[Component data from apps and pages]
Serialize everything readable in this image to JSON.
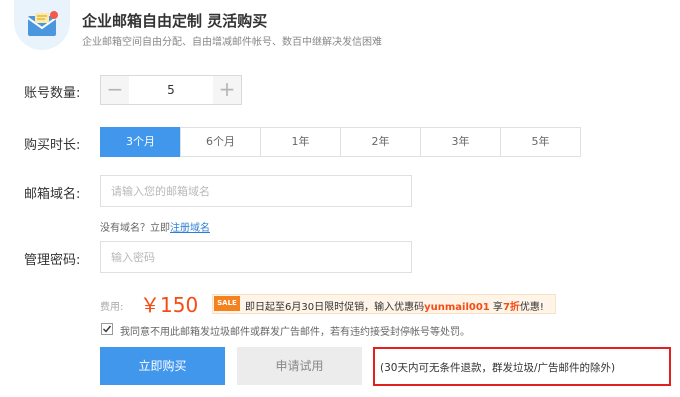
{
  "header": {
    "title": "企业邮箱自由定制 灵活购买",
    "subtitle": "企业邮箱空间自由分配、自由增减邮件帐号、数百中继解决发信困难"
  },
  "account_count": {
    "label": "账号数量:",
    "minus": "−",
    "value": "5",
    "plus": "+"
  },
  "duration": {
    "label": "购买时长:",
    "options": [
      "3个月",
      "6个月",
      "1年",
      "2年",
      "3年",
      "5年"
    ],
    "selected": "3个月"
  },
  "domain": {
    "label": "邮箱域名:",
    "placeholder": "请输入您的邮箱域名",
    "hint_prefix": "没有域名？立即",
    "hint_link": "注册域名"
  },
  "password": {
    "label": "管理密码:",
    "placeholder": "输入密码"
  },
  "fee": {
    "label": "费用:",
    "price": "￥150"
  },
  "promo": {
    "badge": "SALE",
    "text_before": "即日起至6月30日限时促销，输入优惠码",
    "code": "yunmail001",
    "text_mid": " 享",
    "discount": "7折",
    "text_after": "优惠!"
  },
  "agreement": {
    "checked": true,
    "text": "我同意不用此邮箱发垃圾邮件或群发广告邮件，若有违约接受封停帐号等处罚。"
  },
  "buttons": {
    "buy": "立即购买",
    "trial": "申请试用"
  },
  "notice": {
    "text": "(30天内可无条件退款，群发垃圾/广告邮件的除外)"
  },
  "colors": {
    "primary": "#4197ec",
    "price": "#f54c15",
    "highlight_border": "#e22020"
  }
}
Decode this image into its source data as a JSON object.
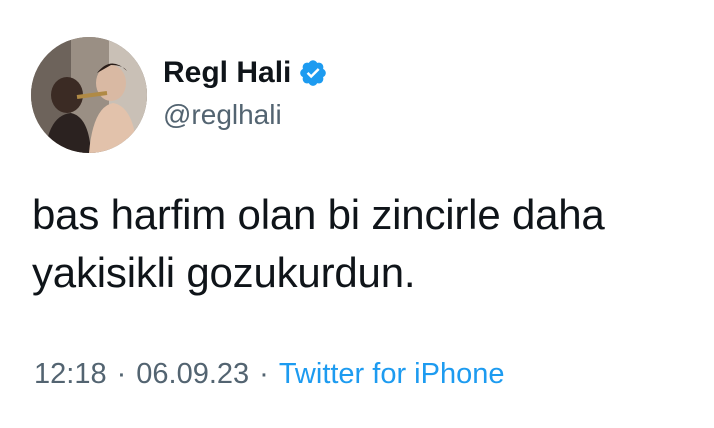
{
  "author": {
    "display_name": "Regl Hali",
    "handle": "@reglhali",
    "verified": true,
    "avatar": "profile-photo"
  },
  "tweet": {
    "line1": "bas harfim olan bi zincirle daha",
    "line2": "yakisikli gozukurdun."
  },
  "meta": {
    "time": "12:18",
    "separator": "·",
    "date": "06.09.23",
    "source": "Twitter for iPhone"
  },
  "colors": {
    "text": "#0f1419",
    "secondary": "#536471",
    "link": "#1d9bf0",
    "verified_badge": "#1d9bf0"
  }
}
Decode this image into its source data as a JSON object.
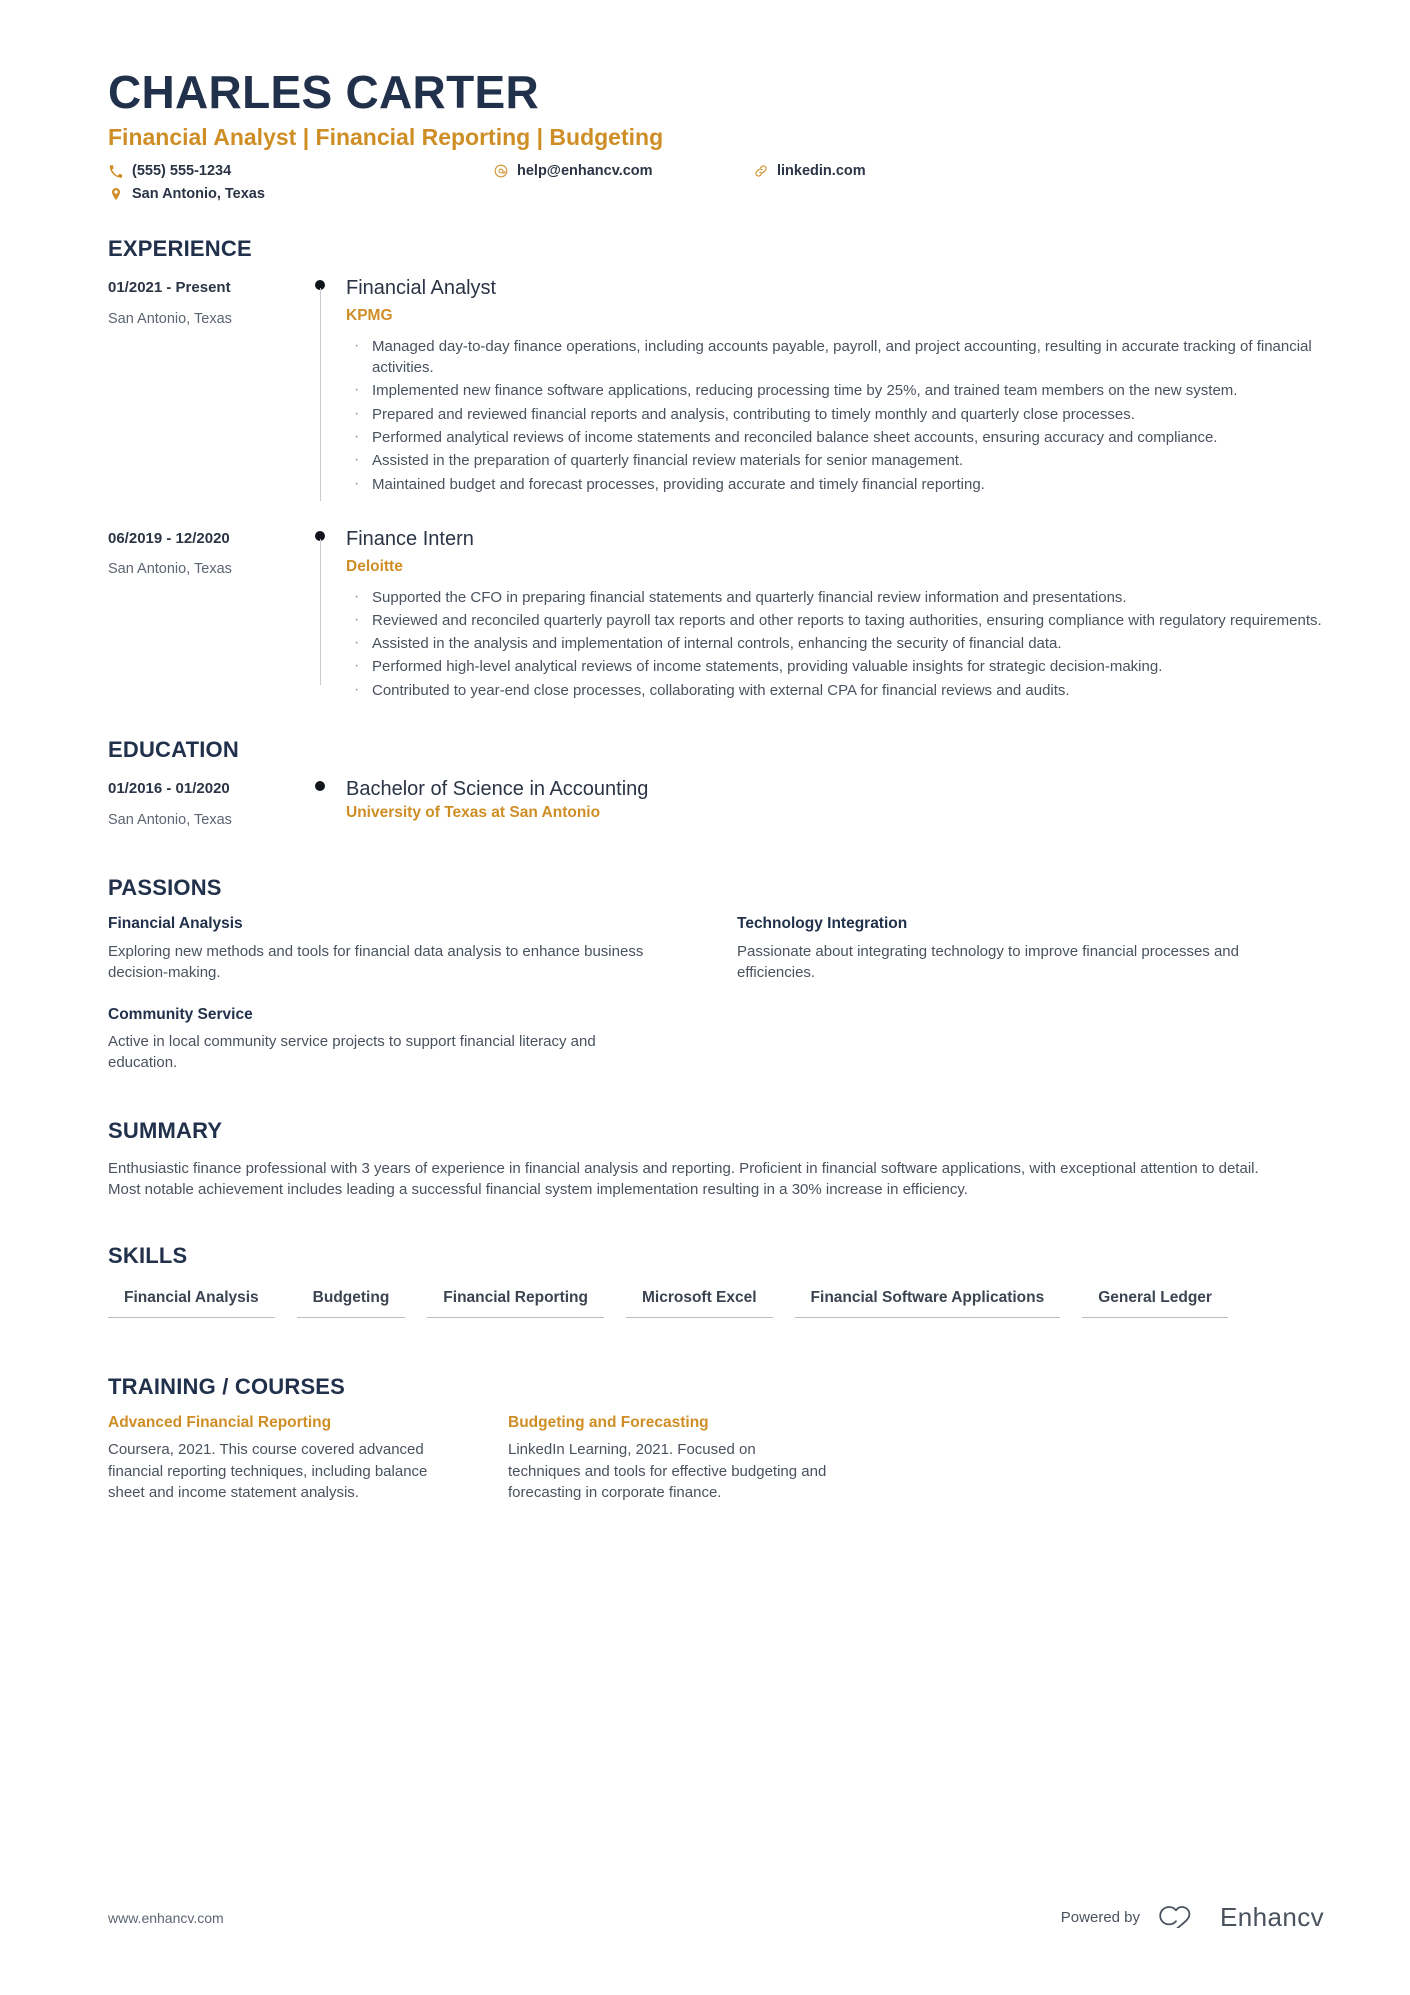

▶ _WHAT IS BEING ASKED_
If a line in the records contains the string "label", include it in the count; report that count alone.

▶ _EXERCISE RESULT_
5